Your objective
Every line of the data should be retyped with no difference from the original.

Excerpted data
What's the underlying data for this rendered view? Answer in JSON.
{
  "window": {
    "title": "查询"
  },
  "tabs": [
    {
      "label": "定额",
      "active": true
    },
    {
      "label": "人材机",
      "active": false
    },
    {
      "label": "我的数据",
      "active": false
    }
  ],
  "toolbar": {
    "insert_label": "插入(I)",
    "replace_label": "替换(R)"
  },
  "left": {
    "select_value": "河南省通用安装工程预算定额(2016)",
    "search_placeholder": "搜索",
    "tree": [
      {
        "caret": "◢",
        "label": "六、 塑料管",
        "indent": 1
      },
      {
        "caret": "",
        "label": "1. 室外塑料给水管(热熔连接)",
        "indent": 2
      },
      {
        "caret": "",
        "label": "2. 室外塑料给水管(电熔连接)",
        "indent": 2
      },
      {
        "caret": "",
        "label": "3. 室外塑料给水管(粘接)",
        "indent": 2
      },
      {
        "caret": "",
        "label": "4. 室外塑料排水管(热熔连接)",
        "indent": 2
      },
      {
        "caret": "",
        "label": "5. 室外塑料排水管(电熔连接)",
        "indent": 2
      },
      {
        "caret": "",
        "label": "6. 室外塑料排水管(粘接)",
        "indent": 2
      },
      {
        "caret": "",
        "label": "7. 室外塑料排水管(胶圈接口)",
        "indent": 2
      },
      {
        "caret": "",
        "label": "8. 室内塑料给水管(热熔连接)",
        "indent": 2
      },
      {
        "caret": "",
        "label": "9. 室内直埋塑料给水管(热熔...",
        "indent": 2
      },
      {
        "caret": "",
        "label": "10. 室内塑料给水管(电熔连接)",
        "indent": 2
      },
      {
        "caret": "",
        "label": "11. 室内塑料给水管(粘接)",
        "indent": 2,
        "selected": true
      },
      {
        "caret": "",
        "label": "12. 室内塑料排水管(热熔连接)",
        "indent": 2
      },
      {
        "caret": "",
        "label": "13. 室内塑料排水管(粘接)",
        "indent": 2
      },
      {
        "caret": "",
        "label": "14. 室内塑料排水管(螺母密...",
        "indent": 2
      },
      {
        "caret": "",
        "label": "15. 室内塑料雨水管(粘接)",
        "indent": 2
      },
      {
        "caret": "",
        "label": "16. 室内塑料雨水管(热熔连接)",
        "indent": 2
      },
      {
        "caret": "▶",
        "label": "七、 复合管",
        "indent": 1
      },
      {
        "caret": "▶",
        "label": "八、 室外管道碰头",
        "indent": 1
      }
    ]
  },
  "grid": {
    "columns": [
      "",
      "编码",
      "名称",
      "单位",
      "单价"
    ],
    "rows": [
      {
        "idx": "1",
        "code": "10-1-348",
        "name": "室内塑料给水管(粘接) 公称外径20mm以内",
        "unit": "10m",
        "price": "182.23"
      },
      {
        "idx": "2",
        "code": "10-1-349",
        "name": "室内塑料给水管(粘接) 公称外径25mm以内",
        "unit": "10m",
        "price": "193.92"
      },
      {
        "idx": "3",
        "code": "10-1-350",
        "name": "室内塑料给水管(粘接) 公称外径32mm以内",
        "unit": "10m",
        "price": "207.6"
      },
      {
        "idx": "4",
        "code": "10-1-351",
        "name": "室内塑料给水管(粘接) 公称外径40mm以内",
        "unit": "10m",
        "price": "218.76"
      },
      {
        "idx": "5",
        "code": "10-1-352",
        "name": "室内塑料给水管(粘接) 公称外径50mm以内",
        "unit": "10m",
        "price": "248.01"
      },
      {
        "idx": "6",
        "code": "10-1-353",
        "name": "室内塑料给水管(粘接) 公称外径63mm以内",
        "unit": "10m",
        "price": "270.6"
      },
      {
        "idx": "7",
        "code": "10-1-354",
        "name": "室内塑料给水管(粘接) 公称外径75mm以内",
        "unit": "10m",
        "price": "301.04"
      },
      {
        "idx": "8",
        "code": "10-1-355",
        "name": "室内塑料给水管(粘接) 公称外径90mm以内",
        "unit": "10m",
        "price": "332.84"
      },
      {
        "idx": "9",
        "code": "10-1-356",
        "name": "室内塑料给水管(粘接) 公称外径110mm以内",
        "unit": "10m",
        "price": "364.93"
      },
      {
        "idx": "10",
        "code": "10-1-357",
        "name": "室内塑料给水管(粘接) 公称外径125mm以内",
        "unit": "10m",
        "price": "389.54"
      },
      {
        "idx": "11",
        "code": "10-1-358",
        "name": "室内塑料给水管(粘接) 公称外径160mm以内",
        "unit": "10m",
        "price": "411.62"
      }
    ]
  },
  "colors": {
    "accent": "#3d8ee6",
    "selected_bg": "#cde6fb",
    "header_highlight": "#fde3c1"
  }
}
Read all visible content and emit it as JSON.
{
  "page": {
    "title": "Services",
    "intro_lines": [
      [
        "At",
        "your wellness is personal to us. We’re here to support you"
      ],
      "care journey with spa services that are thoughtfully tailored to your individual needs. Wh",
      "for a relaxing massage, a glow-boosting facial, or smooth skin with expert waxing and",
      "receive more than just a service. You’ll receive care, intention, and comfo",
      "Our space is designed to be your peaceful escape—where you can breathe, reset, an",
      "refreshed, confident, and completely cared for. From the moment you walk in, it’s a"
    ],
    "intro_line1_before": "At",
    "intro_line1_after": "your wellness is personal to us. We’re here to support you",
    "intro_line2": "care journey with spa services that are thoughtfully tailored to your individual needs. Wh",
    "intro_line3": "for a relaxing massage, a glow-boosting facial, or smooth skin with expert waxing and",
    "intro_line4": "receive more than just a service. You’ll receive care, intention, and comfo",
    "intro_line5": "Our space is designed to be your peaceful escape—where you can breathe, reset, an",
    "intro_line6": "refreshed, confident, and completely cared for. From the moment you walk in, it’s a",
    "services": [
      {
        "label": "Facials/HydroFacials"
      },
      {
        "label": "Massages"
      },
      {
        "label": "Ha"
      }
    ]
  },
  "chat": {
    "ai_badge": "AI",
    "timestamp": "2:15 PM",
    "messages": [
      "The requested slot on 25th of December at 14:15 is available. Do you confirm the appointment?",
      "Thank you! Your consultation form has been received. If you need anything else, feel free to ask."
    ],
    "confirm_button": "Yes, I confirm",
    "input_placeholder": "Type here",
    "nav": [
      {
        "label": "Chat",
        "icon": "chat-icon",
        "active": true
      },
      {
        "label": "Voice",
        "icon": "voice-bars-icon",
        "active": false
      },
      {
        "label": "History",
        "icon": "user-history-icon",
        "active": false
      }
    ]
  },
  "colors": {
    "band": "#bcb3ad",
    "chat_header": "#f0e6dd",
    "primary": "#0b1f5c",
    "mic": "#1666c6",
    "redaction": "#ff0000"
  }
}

Solution for this task
What's the underlying data for this rendered view? Answer in JSON.
{
  "window": {
    "title": "查询"
  },
  "tabs": [
    {
      "label": "定额",
      "active": true
    },
    {
      "label": "人材机",
      "active": false
    },
    {
      "label": "我的数据",
      "active": false
    }
  ],
  "toolbar": {
    "insert_label": "插入(I)",
    "replace_label": "替换(R)"
  },
  "left": {
    "select_value": "河南省通用安装工程预算定额(2016)",
    "search_placeholder": "搜索",
    "tree": [
      {
        "caret": "◢",
        "label": "六、 塑料管",
        "indent": 1
      },
      {
        "caret": "",
        "label": "1. 室外塑料给水管(热熔连接)",
        "indent": 2
      },
      {
        "caret": "",
        "label": "2. 室外塑料给水管(电熔连接)",
        "indent": 2
      },
      {
        "caret": "",
        "label": "3. 室外塑料给水管(粘接)",
        "indent": 2
      },
      {
        "caret": "",
        "label": "4. 室外塑料排水管(热熔连接)",
        "indent": 2
      },
      {
        "caret": "",
        "label": "5. 室外塑料排水管(电熔连接)",
        "indent": 2
      },
      {
        "caret": "",
        "label": "6. 室外塑料排水管(粘接)",
        "indent": 2
      },
      {
        "caret": "",
        "label": "7. 室外塑料排水管(胶圈接口)",
        "indent": 2
      },
      {
        "caret": "",
        "label": "8. 室内塑料给水管(热熔连接)",
        "indent": 2
      },
      {
        "caret": "",
        "label": "9. 室内直埋塑料给水管(热熔...",
        "indent": 2
      },
      {
        "caret": "",
        "label": "10. 室内塑料给水管(电熔连接)",
        "indent": 2
      },
      {
        "caret": "",
        "label": "11. 室内塑料给水管(粘接)",
        "indent": 2,
        "selected": true
      },
      {
        "caret": "",
        "label": "12. 室内塑料排水管(热熔连接)",
        "indent": 2
      },
      {
        "caret": "",
        "label": "13. 室内塑料排水管(粘接)",
        "indent": 2
      },
      {
        "caret": "",
        "label": "14. 室内塑料排水管(螺母密...",
        "indent": 2
      },
      {
        "caret": "",
        "label": "15. 室内塑料雨水管(粘接)",
        "indent": 2
      },
      {
        "caret": "",
        "label": "16. 室内塑料雨水管(热熔连接)",
        "indent": 2
      },
      {
        "caret": "▶",
        "label": "七、 复合管",
        "indent": 1
      },
      {
        "caret": "▶",
        "label": "八、 室外管道碰头",
        "indent": 1
      }
    ]
  },
  "grid": {
    "columns": [
      "",
      "编码",
      "名称",
      "单位",
      "单价"
    ],
    "rows": [
      {
        "idx": "1",
        "code": "10-1-348",
        "name": "室内塑料给水管(粘接) 公称外径20mm以内",
        "unit": "10m",
        "price": "182.23"
      },
      {
        "idx": "2",
        "code": "10-1-349",
        "name": "室内塑料给水管(粘接) 公称外径25mm以内",
        "unit": "10m",
        "price": "193.92"
      },
      {
        "idx": "3",
        "code": "10-1-350",
        "name": "室内塑料给水管(粘接) 公称外径32mm以内",
        "unit": "10m",
        "price": "207.6"
      },
      {
        "idx": "4",
        "code": "10-1-351",
        "name": "室内塑料给水管(粘接) 公称外径40mm以内",
        "unit": "10m",
        "price": "218.76"
      },
      {
        "idx": "5",
        "code": "10-1-352",
        "name": "室内塑料给水管(粘接) 公称外径50mm以内",
        "unit": "10m",
        "price": "248.01"
      },
      {
        "idx": "6",
        "code": "10-1-353",
        "name": "室内塑料给水管(粘接) 公称外径63mm以内",
        "unit": "10m",
        "price": "270.6"
      },
      {
        "idx": "7",
        "code": "10-1-354",
        "name": "室内塑料给水管(粘接) 公称外径75mm以内",
        "unit": "10m",
        "price": "301.04"
      },
      {
        "idx": "8",
        "code": "10-1-355",
        "name": "室内塑料给水管(粘接) 公称外径90mm以内",
        "unit": "10m",
        "price": "332.84"
      },
      {
        "idx": "9",
        "code": "10-1-356",
        "name": "室内塑料给水管(粘接) 公称外径110mm以内",
        "unit": "10m",
        "price": "364.93"
      },
      {
        "idx": "10",
        "code": "10-1-357",
        "name": "室内塑料给水管(粘接) 公称外径125mm以内",
        "unit": "10m",
        "price": "389.54"
      },
      {
        "idx": "11",
        "code": "10-1-358",
        "name": "室内塑料给水管(粘接) 公称外径160mm以内",
        "unit": "10m",
        "price": "411.62"
      }
    ]
  },
  "colors": {
    "accent": "#3d8ee6",
    "selected_bg": "#cde6fb",
    "header_highlight": "#fde3c1"
  }
}
Read all visible content and emit it as JSON.
{
  "page": {
    "title": "Services",
    "intro_lines": [
      [
        "At",
        "your wellness is personal to us. We’re here to support you"
      ],
      "care journey with spa services that are thoughtfully tailored to your individual needs. Wh",
      "for a relaxing massage, a glow-boosting facial, or smooth skin with expert waxing and",
      "receive more than just a service. You’ll receive care, intention, and comfo",
      "Our space is designed to be your peaceful escape—where you can breathe, reset, an",
      "refreshed, confident, and completely cared for. From the moment you walk in, it’s a"
    ],
    "intro_line1_before": "At",
    "intro_line1_after": "your wellness is personal to us. We’re here to support you",
    "intro_line2": "care journey with spa services that are thoughtfully tailored to your individual needs. Wh",
    "intro_line3": "for a relaxing massage, a glow-boosting facial, or smooth skin with expert waxing and",
    "intro_line4": "receive more than just a service. You’ll receive care, intention, and comfo",
    "intro_line5": "Our space is designed to be your peaceful escape—where you can breathe, reset, an",
    "intro_line6": "refreshed, confident, and completely cared for. From the moment you walk in, it’s a",
    "services": [
      {
        "label": "Facials/HydroFacials"
      },
      {
        "label": "Massages"
      },
      {
        "label": "Ha"
      }
    ]
  },
  "chat": {
    "ai_badge": "AI",
    "timestamp": "2:15 PM",
    "messages": [
      "The requested slot on 25th of December at 14:15 is available. Do you confirm the appointment?",
      "Thank you! Your consultation form has been received. If you need anything else, feel free to ask."
    ],
    "confirm_button": "Yes, I confirm",
    "input_placeholder": "Type here",
    "nav": [
      {
        "label": "Chat",
        "icon": "chat-icon",
        "active": true
      },
      {
        "label": "Voice",
        "icon": "voice-bars-icon",
        "active": false
      },
      {
        "label": "History",
        "icon": "user-history-icon",
        "active": false
      }
    ]
  },
  "colors": {
    "band": "#bcb3ad",
    "chat_header": "#f0e6dd",
    "primary": "#0b1f5c",
    "mic": "#1666c6",
    "redaction": "#ff0000"
  }
}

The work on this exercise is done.